• Directions for this task:
Locate each line of the material that contains "destinations", then return it.

• Input material:
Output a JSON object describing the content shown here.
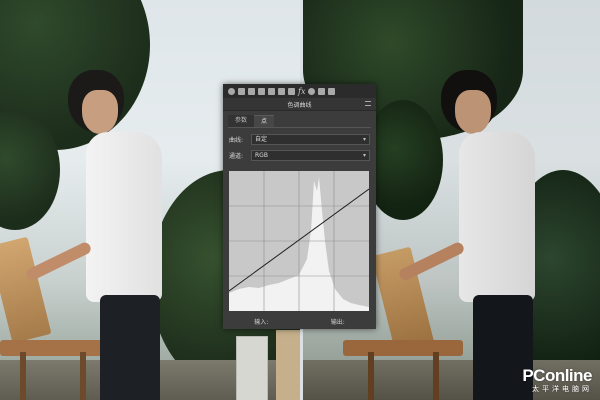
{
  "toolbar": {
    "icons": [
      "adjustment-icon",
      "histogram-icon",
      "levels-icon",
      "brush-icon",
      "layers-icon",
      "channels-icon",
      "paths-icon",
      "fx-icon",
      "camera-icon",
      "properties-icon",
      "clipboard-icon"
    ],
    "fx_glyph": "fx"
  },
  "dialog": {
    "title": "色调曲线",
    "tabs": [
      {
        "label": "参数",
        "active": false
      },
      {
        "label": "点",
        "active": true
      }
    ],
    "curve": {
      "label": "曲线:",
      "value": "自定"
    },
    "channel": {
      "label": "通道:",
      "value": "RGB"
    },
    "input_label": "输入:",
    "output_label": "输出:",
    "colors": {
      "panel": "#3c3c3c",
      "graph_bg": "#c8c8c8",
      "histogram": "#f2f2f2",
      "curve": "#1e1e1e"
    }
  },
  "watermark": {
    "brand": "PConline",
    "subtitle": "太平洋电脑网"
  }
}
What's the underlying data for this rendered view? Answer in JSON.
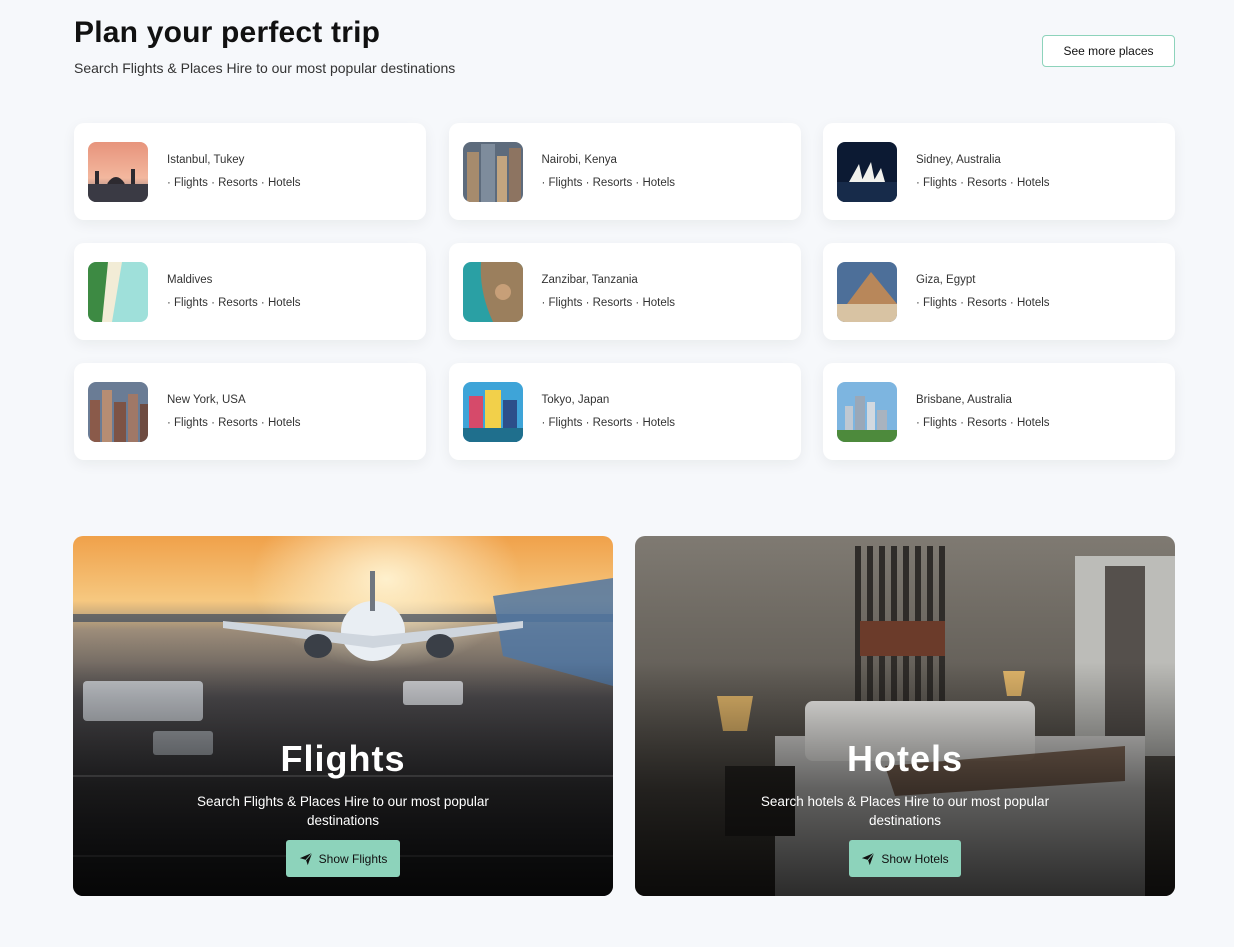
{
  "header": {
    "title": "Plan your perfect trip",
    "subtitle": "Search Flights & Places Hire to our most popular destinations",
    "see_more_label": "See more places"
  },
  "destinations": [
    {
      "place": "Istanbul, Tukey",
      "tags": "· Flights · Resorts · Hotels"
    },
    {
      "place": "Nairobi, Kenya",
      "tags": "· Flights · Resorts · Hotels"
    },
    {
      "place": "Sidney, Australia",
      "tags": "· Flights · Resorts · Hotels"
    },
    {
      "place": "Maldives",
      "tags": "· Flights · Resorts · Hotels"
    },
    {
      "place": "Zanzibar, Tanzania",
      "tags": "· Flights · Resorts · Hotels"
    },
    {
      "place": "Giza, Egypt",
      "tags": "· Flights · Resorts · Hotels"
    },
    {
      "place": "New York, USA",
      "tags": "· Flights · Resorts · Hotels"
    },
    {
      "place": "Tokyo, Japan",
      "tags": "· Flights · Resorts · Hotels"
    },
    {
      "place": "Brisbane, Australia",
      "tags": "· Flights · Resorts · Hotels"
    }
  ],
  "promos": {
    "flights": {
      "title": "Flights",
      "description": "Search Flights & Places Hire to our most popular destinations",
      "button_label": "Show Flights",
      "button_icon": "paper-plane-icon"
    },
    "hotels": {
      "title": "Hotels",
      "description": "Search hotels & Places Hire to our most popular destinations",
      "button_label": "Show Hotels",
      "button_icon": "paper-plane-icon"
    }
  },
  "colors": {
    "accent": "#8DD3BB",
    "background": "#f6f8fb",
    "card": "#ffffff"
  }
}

• Result:
    "subtitle": "Search Flights & Places Hire to our most popular destinations",
  "destinations": [
      "description": "Search Flights & Places Hire to our most popular destinations",
      "description": "Search hotels & Places Hire to our most popular destinations",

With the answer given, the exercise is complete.